This is not an issue that comes with a ready-made solution. Because it is about social behavioral norms – what is and is not considered to be acceptable online – it is something that can only be tackled through collective action.

Parents often lack confidence in understanding how their children are using social media and need information and support in how to look for the warning signs their child is being bullied online. There should be more of a focus in the school curriculum on digital resilience – developing young people’s ability to deal with the risks they encounter online. Social media platforms could do much more to police their age restrictions meaningfully, ensure they have transparent, accessible and child-friendly systems for reporting online abuse and to positively promote support for those being cyberbullied.

But we need to go beyond protecting young people by educating them about online risk – we have a responsibility to teach children how to behave in a healthy and positive way online.

For example, cybersmarties.com is a social network designed exclusively for primary-school children in Ireland. Users are authenticated as real children via their school. The network is designed to teach positive online behaviour for life, focusing on self-esteem and empathy. If the tech industry were really taking its responsibilities in this area seriously, it would be investing in similar initiatives that do not just teach children how to react to cyberbullying, but do more to discourage it in the first place.

But there is perhaps little point in teaching children positive behaviour if, as adults, we are unwilling to model it ourselves. This is why Prince Harry is to be commended for speaking out against the harassment and bullying directed at Meghan Markle.
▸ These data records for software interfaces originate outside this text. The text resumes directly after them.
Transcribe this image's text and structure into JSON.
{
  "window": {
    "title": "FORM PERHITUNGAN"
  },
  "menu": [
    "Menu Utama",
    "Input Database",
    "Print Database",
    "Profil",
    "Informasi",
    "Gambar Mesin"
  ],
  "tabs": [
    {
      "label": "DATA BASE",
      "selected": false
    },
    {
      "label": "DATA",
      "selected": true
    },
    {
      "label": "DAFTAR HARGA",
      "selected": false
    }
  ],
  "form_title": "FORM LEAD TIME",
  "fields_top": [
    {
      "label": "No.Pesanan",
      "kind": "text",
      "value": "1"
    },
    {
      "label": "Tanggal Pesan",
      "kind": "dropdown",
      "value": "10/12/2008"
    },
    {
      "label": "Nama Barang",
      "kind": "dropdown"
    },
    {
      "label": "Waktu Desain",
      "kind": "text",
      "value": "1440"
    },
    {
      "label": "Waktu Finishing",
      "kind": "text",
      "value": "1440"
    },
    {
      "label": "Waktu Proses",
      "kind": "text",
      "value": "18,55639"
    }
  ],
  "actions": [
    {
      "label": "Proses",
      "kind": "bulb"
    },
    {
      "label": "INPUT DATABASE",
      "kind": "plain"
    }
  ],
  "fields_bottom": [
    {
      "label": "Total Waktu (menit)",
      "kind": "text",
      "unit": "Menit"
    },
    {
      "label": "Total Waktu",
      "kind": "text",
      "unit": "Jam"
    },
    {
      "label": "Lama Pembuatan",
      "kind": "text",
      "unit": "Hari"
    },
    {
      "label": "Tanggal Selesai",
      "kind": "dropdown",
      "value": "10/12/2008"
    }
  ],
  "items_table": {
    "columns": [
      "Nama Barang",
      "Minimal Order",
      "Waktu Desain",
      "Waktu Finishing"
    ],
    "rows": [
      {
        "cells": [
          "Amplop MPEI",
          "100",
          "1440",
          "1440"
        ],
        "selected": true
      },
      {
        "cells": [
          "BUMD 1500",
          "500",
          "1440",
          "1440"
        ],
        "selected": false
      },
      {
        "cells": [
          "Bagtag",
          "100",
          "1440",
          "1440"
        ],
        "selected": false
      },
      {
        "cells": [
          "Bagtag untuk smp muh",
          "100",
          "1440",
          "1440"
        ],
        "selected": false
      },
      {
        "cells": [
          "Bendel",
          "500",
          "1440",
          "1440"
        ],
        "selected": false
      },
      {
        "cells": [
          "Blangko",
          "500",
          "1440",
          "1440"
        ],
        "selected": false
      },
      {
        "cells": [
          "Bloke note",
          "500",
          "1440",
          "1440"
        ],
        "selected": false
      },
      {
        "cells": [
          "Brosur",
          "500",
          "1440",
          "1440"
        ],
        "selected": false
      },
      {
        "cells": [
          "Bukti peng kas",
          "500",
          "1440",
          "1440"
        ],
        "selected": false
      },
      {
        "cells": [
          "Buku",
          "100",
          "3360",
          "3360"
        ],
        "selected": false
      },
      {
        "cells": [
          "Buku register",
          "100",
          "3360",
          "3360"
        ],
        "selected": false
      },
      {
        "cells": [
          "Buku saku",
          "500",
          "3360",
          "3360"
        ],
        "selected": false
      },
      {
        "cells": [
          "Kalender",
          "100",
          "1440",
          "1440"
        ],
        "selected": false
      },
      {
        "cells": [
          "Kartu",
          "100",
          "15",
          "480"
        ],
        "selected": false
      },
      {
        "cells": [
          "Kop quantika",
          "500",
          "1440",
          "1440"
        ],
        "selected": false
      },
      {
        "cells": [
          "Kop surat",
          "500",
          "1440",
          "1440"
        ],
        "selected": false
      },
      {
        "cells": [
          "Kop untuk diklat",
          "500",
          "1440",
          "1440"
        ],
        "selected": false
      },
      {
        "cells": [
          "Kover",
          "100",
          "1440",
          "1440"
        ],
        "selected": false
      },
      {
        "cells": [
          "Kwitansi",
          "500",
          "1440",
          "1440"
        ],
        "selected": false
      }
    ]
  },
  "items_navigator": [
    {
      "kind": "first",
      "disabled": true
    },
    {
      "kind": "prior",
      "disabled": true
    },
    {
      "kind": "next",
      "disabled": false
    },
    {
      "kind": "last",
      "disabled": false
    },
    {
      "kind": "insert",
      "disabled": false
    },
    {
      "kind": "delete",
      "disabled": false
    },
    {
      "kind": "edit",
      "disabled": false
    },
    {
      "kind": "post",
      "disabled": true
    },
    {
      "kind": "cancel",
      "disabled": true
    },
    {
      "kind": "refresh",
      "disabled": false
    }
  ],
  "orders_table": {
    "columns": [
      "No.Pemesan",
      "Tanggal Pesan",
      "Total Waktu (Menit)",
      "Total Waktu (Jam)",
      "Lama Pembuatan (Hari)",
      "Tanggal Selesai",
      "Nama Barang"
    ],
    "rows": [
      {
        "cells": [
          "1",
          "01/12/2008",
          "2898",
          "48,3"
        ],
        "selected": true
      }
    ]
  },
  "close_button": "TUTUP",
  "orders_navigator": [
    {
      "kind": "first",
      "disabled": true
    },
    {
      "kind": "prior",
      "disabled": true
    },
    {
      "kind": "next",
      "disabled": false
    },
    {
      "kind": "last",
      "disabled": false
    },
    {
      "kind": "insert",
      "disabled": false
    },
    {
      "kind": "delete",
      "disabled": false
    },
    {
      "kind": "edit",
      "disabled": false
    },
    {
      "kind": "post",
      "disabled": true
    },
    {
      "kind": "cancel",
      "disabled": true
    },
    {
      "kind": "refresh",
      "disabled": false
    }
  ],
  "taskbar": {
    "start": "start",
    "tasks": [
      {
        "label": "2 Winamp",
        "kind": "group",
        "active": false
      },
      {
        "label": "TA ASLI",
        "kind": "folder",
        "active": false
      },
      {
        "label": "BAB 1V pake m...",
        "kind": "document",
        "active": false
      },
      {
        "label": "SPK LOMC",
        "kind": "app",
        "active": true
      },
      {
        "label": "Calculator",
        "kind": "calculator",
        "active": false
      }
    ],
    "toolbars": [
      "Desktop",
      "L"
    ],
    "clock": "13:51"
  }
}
We all have a responsibility to call out toxic bullying wherever it exists.

“Is it kind?” Out of respect to Felix Alexander and other victims who have lost their lives to bullying, we should endeavour to ask ourselves this question before we post anything online.

Source: https://www.theguardian.com/commentisfree/2016/nov/13/observer-view-on-cyberbullying

In 2017 I will begin to offer programs around Mental Health ~ 4 Teens and Women… after my book release “Your Life Matters”.  Connect with me to learn more HERE

Grab your Free E-Book Now

and Learn How to use Carb Cycling for Fat Loss!

 

 

Join our mailing list to receive my free Carb Cycling for Fat Loss Ebook.

You have Successfully Subscribed!

Share This